REQUIREMENT: Take each line from the entries that holds "change" and copy it out.

Website and app data records
Start of Block

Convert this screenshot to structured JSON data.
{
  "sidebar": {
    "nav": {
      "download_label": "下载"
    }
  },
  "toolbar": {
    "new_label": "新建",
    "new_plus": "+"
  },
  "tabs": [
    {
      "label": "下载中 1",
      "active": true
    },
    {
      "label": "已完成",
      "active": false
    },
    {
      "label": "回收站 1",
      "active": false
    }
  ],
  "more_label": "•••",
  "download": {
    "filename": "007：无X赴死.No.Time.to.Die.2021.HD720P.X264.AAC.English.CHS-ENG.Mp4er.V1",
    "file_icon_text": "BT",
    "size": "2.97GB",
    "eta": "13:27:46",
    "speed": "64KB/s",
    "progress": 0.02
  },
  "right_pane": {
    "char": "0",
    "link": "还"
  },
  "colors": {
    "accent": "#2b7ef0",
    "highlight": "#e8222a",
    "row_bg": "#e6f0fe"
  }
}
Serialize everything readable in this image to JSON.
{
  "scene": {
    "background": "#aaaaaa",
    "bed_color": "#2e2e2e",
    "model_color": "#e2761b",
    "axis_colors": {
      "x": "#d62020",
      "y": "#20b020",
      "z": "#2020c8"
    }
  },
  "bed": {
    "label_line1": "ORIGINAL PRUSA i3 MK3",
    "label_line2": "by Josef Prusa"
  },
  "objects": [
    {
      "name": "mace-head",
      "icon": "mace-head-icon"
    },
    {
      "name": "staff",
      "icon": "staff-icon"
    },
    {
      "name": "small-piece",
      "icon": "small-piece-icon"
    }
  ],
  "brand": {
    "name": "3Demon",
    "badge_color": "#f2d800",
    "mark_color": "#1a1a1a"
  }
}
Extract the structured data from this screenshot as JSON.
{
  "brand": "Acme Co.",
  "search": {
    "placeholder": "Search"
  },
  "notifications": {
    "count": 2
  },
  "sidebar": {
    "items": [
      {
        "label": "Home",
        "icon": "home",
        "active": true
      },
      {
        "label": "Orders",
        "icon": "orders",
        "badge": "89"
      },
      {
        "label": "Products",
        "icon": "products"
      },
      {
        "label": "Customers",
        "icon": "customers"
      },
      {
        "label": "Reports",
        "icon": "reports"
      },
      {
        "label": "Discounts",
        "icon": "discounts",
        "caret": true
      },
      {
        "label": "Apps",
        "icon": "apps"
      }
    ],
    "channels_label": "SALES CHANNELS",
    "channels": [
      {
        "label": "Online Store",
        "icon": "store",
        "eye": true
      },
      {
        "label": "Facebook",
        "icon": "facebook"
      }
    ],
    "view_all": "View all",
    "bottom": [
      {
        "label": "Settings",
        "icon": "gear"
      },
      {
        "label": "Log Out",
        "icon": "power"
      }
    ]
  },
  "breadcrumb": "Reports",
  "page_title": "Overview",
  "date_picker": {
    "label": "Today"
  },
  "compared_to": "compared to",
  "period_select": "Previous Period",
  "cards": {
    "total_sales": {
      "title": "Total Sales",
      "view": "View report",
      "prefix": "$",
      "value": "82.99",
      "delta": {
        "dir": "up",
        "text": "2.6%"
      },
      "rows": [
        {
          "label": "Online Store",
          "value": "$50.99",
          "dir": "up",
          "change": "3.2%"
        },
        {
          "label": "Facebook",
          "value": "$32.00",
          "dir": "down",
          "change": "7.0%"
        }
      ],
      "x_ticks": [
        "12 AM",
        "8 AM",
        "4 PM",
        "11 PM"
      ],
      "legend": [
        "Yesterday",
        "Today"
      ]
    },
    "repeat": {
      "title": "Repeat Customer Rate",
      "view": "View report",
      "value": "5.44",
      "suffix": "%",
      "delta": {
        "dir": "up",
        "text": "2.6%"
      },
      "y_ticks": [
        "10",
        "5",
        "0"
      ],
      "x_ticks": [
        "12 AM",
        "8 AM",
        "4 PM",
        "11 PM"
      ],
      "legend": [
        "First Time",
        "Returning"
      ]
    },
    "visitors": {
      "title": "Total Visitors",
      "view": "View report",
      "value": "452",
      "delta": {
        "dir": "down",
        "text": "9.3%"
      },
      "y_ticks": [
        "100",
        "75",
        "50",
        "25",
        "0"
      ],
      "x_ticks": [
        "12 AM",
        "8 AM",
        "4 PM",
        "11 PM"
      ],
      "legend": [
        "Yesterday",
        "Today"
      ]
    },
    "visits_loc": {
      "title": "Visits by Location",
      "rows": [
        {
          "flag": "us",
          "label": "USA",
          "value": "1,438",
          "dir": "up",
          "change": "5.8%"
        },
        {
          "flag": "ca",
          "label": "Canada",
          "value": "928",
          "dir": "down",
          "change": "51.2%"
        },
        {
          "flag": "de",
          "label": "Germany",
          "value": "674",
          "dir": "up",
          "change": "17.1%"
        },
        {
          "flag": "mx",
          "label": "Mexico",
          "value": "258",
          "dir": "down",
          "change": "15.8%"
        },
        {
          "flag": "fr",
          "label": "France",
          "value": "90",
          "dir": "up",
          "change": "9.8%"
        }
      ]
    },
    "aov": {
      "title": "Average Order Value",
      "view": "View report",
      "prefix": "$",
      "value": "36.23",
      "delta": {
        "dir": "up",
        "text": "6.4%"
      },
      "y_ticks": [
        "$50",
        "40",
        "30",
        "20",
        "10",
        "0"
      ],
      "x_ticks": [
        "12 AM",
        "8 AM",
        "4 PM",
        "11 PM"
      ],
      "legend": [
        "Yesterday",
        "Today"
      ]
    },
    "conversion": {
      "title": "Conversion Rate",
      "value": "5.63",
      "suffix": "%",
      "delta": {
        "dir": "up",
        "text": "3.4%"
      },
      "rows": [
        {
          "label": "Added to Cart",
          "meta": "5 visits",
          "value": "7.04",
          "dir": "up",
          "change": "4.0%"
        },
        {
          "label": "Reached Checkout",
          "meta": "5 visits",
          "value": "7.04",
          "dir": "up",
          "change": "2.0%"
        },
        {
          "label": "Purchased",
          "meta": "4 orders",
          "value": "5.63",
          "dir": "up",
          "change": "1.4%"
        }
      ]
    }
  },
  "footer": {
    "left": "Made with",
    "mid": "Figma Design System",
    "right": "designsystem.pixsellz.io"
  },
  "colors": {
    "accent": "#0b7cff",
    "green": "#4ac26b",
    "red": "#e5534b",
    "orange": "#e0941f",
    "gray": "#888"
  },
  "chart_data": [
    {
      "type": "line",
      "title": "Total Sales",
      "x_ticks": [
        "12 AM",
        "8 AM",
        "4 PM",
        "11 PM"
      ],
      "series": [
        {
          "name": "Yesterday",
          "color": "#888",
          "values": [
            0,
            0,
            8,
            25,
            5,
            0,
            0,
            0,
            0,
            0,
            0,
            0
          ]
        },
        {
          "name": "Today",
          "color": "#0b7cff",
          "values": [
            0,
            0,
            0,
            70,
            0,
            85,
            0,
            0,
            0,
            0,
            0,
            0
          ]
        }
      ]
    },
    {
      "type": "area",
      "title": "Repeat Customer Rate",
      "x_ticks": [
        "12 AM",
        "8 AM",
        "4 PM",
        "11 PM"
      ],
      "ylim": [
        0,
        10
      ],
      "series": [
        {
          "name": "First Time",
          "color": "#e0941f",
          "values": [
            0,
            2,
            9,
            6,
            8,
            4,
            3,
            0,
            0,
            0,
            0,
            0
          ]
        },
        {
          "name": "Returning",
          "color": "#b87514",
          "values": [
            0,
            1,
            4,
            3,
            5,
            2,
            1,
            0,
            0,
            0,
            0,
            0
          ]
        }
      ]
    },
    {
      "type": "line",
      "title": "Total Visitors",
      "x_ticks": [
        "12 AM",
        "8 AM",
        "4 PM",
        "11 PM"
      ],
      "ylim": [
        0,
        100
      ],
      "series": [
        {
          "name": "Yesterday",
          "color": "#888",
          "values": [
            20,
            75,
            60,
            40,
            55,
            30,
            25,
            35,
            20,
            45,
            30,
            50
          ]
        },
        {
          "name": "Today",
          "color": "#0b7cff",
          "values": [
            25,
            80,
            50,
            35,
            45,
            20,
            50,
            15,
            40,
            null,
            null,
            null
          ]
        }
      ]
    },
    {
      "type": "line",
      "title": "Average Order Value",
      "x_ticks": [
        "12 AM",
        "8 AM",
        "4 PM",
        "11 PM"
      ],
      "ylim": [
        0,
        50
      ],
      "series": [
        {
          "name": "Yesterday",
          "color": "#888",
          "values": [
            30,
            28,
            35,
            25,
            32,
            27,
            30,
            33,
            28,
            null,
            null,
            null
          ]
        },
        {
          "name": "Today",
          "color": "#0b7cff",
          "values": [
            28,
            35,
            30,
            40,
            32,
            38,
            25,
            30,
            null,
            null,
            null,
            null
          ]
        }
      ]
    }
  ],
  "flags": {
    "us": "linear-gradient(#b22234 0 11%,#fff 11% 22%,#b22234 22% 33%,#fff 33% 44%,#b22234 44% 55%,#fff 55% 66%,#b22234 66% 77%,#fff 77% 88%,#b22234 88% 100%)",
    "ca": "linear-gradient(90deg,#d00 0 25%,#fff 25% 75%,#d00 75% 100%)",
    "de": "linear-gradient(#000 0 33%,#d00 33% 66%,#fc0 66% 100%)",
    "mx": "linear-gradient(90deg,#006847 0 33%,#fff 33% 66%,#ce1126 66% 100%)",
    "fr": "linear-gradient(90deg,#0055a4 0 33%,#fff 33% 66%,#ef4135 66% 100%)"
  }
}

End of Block

OUTPUT BELOW:
          "change": "3.2%"
          "change": "7.0%"
          "change": "5.8%"
          "change": "51.2%"
          "change": "17.1%"
          "change": "15.8%"
          "change": "9.8%"
          "change": "4.0%"
          "change": "2.0%"
          "change": "1.4%"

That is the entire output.